Activity modification: It’s important to avoid repetitive movements that tend to produce pain in this area. Focus on proper lifting mechanics and making ergonomic changes at work can hep to reduce pain in this area.
Antiinflammatory Agents: Non-Steroidal Anti-Inflammatory Drugs or NSAIDS can help to reduce inflammation in the SI joint. Topical agents like Biofreeze, Icy-Hot, or Capsaicin can also relieve pain in this area. Natural anti-inflammatory agents like turmeric and white willow bark tea can also be utilized. For more information on naturally occurring anti-inflammatory agents check out this post.
SI Joint Belts: SI joint belts have worked well for many patients I’ve treated, albeit from a purely anecdotal standpoint. Unfortunately, after trying to review the research on this topic, it appears that no large-scale studies have been performed evaluating efficacy. However, like anything in medicine, just because there isn’t data, doesn’t mean it won’t work. In my opinion, this options seems like a low-risk, high-reward option for treating SI joint pain.
TENS unit: A TENS unit is a device with sticky pad electrodes that are placed over the skin that sends electrical pulses through your body. It is believed to help the body release endorphins, you bodies natural pain killers, and may override painful stimuli that is being transmitted through the spinal cord. Typically TENS units provide short term pain relief and can be worn during times of increased activity. At a price point of under $40 its also a fairly affordable option for treating pain in a number of regions throughout the body.
Physical Therapy: Exercises targeting the SI joint region can help provide pain relief. By strengthening the surrounding musculature, the stress transmitted through the small ligaments surrounding the SI joint is reduced giving them time to heal, especially after childbirth.
Acupuncture: Acupuncture is believed to have anti-inflammatory effects which may help reduce the inflammation within and surrounding the SI joint and its stabilizing ligaments.
Osteopathic/Chiropractic Adjustment: In medicine, I feel that it is all too often that we underestimate the power of touch. Chiropractic or osteopathic manipulation of the SI joints is another conservative treatment option for managing your pain. A variety of techniques including high-velocity low amplitude thrusts, muscle energy and balanced ligamentous tension can all be utilized to reduce SI-related pain.
Holistic Options Don’t Always Work:
SI Joint Injections: There are a number of injections that are indicated for treating SI-related pain. Corticosteroid injections can help to reduce inflammation in the area. Lateral branch blocks involves numbing the tiny nerves, i.e. the lateral branches and dorsal ramus of L5, that travel to the SI joint, which can be done for diagnostic purposes. Should a patient have a good response to this block, they are a candidate for a radiofrequency ablation procedure where small, thermal lesion are created along the length of these nerves essentially denervating the joint. This often provides significant reduction in pain for 6-12 months.

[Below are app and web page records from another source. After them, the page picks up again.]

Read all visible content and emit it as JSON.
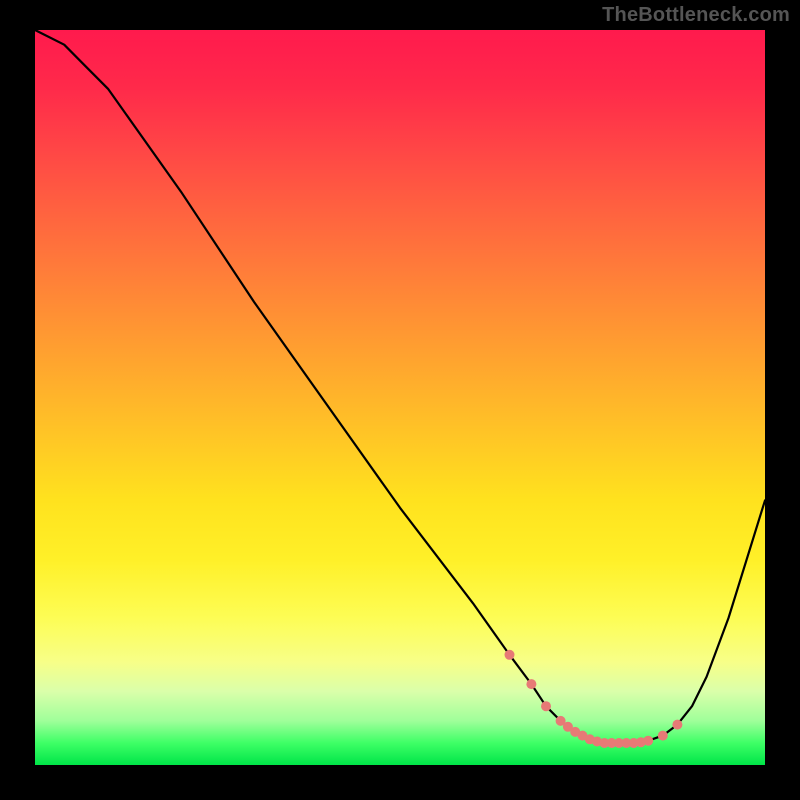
{
  "watermark": "TheBottleneck.com",
  "chart_data": {
    "type": "line",
    "title": "",
    "xlabel": "",
    "ylabel": "",
    "xlim": [
      0,
      100
    ],
    "ylim": [
      0,
      100
    ],
    "series": [
      {
        "name": "bottleneck-curve",
        "x": [
          0,
          4,
          7,
          10,
          20,
          30,
          40,
          50,
          60,
          65,
          68,
          70,
          72,
          74,
          76,
          78,
          80,
          82,
          84,
          86,
          88,
          90,
          92,
          95,
          100
        ],
        "y": [
          100,
          98,
          95,
          92,
          78,
          63,
          49,
          35,
          22,
          15,
          11,
          8,
          6,
          4.5,
          3.5,
          3,
          3,
          3,
          3.3,
          4,
          5.5,
          8,
          12,
          20,
          36
        ]
      }
    ],
    "markers": {
      "name": "optimal-range-dots",
      "color": "#e77a76",
      "x": [
        65,
        68,
        70,
        72,
        73,
        74,
        75,
        76,
        77,
        78,
        79,
        80,
        81,
        82,
        83,
        84,
        86,
        88
      ],
      "y": [
        15,
        11,
        8,
        6,
        5.2,
        4.5,
        4,
        3.5,
        3.2,
        3,
        3,
        3,
        3,
        3,
        3.1,
        3.3,
        4,
        5.5
      ]
    },
    "gradient_stops": [
      {
        "pct": 0,
        "color": "#ff1a4d"
      },
      {
        "pct": 50,
        "color": "#ffc825"
      },
      {
        "pct": 85,
        "color": "#fdfd55"
      },
      {
        "pct": 100,
        "color": "#00e548"
      }
    ]
  }
}
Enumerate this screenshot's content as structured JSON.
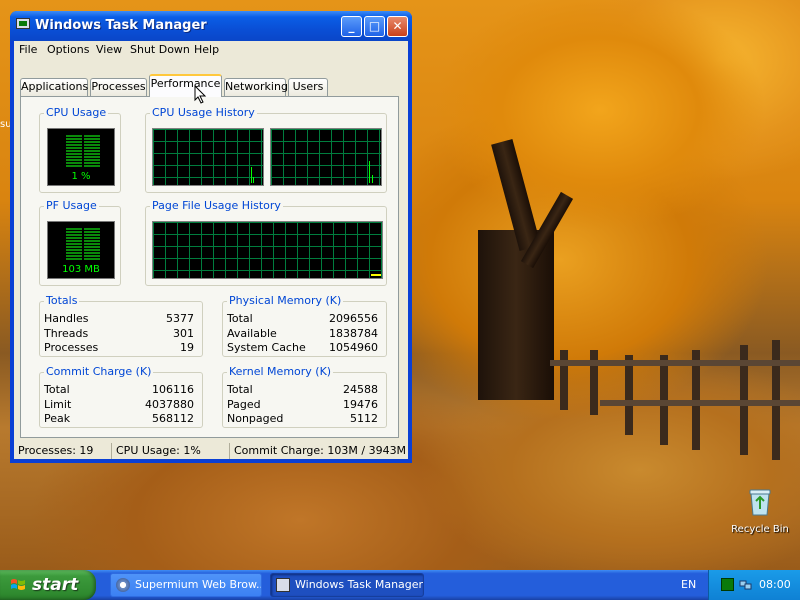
{
  "desktop": {
    "left_edge_text": "su",
    "icons": [
      {
        "label": "Recycle Bin",
        "icon": "recycle-bin-icon"
      }
    ]
  },
  "window": {
    "title": "Windows Task Manager",
    "icon": "task-manager-icon",
    "buttons": {
      "minimize": "_",
      "maximize": "□",
      "close": "✕"
    },
    "menu": [
      "File",
      "Options",
      "View",
      "Shut Down",
      "Help"
    ],
    "tabs": [
      "Applications",
      "Processes",
      "Performance",
      "Networking",
      "Users"
    ],
    "active_tab": "Performance",
    "performance": {
      "cpu_usage": {
        "label": "CPU Usage",
        "value": "1 %",
        "level": 0.01
      },
      "cpu_history": {
        "label": "CPU Usage History"
      },
      "pf_usage": {
        "label": "PF Usage",
        "value": "103 MB",
        "level": 0.03
      },
      "pf_history": {
        "label": "Page File Usage History"
      },
      "totals": {
        "label": "Totals",
        "rows": [
          {
            "k": "Handles",
            "v": "5377"
          },
          {
            "k": "Threads",
            "v": "301"
          },
          {
            "k": "Processes",
            "v": "19"
          }
        ]
      },
      "physical_memory": {
        "label": "Physical Memory (K)",
        "rows": [
          {
            "k": "Total",
            "v": "2096556"
          },
          {
            "k": "Available",
            "v": "1838784"
          },
          {
            "k": "System Cache",
            "v": "1054960"
          }
        ]
      },
      "commit_charge": {
        "label": "Commit Charge (K)",
        "rows": [
          {
            "k": "Total",
            "v": "106116"
          },
          {
            "k": "Limit",
            "v": "4037880"
          },
          {
            "k": "Peak",
            "v": "568112"
          }
        ]
      },
      "kernel_memory": {
        "label": "Kernel Memory (K)",
        "rows": [
          {
            "k": "Total",
            "v": "24588"
          },
          {
            "k": "Paged",
            "v": "19476"
          },
          {
            "k": "Nonpaged",
            "v": "5112"
          }
        ]
      }
    },
    "status": {
      "processes": "Processes: 19",
      "cpu": "CPU Usage: 1%",
      "commit": "Commit Charge: 103M / 3943M"
    }
  },
  "taskbar": {
    "start_label": "start",
    "tasks": [
      {
        "label": "Supermium Web Brow...",
        "icon": "browser-icon",
        "active": false
      },
      {
        "label": "Windows Task Manager",
        "icon": "task-manager-icon",
        "active": true
      }
    ],
    "language": "EN",
    "clock": "08:00",
    "tray_icons": [
      "task-manager-tray-icon",
      "network-tray-icon"
    ]
  },
  "colors": {
    "xp_blue": "#0a3fd4",
    "group_label": "#0046d5",
    "graph_grid": "#007d3e",
    "graph_line": "#00ff00",
    "start_green": "#3c9a3c"
  }
}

Regenerative Medicine: New research is starting to look at the role of regenerative medicine including the use of platelet rich plasma (PRP) and/or stem cells which looks promising for treating SI-related pain that has not responded to more conservative treatment options.
Surgery: In rare instances, patients do not respond to the above treatment options and still experience significant pain, limiting their day-to-day function. In these instances, SI joint fusion can be considered.
As always, before considering any of the above, it is important that you consult your doctor first to develop an appropriate treatment plan based on your clinical picture.
We'd love to hear from you. Have you experienced pain related to SI joint dysfunction? What treatment options have worked best for you?
Cohen, S. P. (2018). Sacroiliac joint pain. In Essentials of Pain Medicine (pp. 601-612). Elsevier.